This article contains SPOILERS. If you haven’t read the issue yet, proceed at your own risk!

The provenance of epistolary texts are always weird. Actually, it’s probably less weird than traditional narratives, where we might somehow be privy to the private thoughts of the protagonist or even the perspective of an omniscient narrator, but epistolary texts necessarily draw our attention to the weirdness in a way that more traditional narratives don’t. Because we’re reading documents composed within the diegesis of the epistolary narrative, the ostensible writer of those documents are a character, even as the actual writer attempts to become invisible. That tension, between our hyperawareness of the fictional author, and purported obliviousness of the actual author, puts epistolary narratives in this weird netherworld of headspace, embracing the self-awareness of postmodernism in an attempt to produce an entirely un-self-aware story. It’s a concept that already folds in on itself, but writer Ryan North adds a few more wrinkles, confusing the notion of self-awareness enough that the confusion starts to be to point. Continue reading

The Unbeatable Squirrel Girl 20

Today, Drew and Taylor are discussing The Unbeatable Squirrel Girl 20, originally released May 17th, 2017. As always, this article contains SPOILERS.
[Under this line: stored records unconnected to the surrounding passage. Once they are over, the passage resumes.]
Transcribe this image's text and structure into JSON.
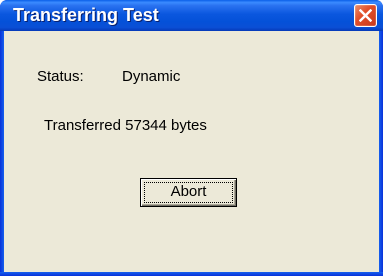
{
  "window": {
    "title": "Transferring Test",
    "close_icon": "close-icon",
    "colors": {
      "titlebar": "#0b57df",
      "close_button": "#e2502b",
      "client_background": "#ece9d8"
    }
  },
  "status": {
    "label": "Status:",
    "value": "Dynamic"
  },
  "transfer": {
    "message": "Transferred 57344 bytes"
  },
  "actions": {
    "abort_label": "Abort"
  }
}
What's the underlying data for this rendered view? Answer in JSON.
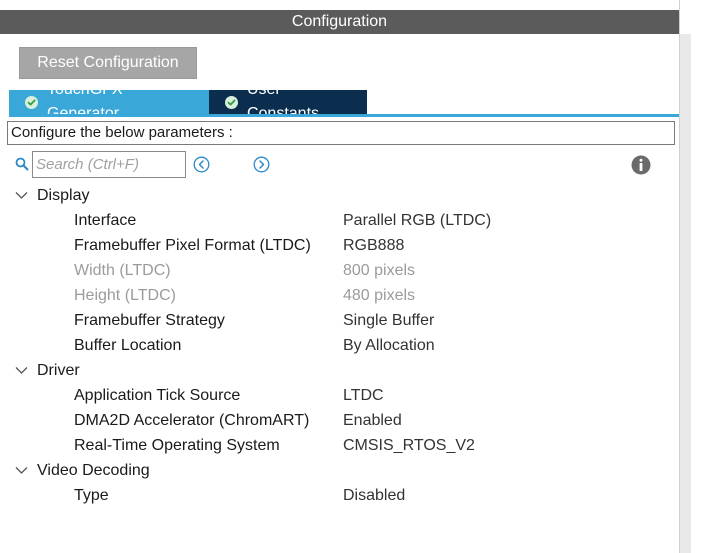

The truth is incontrovertible. Malice may attack it, ignorance may deride it, but in the end, there it is.

Winston Churchill

Drew: We like to think that the truth in an unstoppable force, that its discovery is inevitable. It’s a comforting thought, and may very well be true over the long-run, but heaven knows it can be effectively obfuscated in the short term. This is exactly what Doreen finds herself up against in the depressingly timely Unbeatable Squirrel Girl 20, as Melissa Morbeck attempts to frame her for her own crimes. Ryan North and Erica Henderson pack the issue with enough parallels to the 2016 election to make the familiarity sting, but manage to keep it just as packed with jokes, maintaining their distinctive levity, even as things look their bleakest.

Continue reading

The Unbeatable Squirrel Girl 16

unbeatable-squirrel-girl-16

Today, Drew and Taylor are discussing The Unbeatable Squirrel Girl 16, originally released January 11th, 2017. As always, this article contains SPOILERS.

Drew: Part of Marvel’s brand is using vague, subjectively defined adjectives in the titles of their comics. Words like “Amazing,” “Astonishing,” or “Totally Awesome” don’t hold any absolute value, so ultimately don’t really mean anything. “Unbeatable” is different. “Unbeatable” is absolute. What’s “Totally Awesome” today may not be tomorrow (and vice versa), but whether a thing can or cannot be beaten is timeless in its objectivity. In this way, Squirrel Girl’s defining quality stretches across time, meaning we’ll always be able to recognize her, whether we’re looking into the past or the future. That idea is at the heart of Unbeatable Squirrel Girl 16, an anniversary issue that reminds us that, whatever life throws at Doreen Green, she can always beat it. Continue reading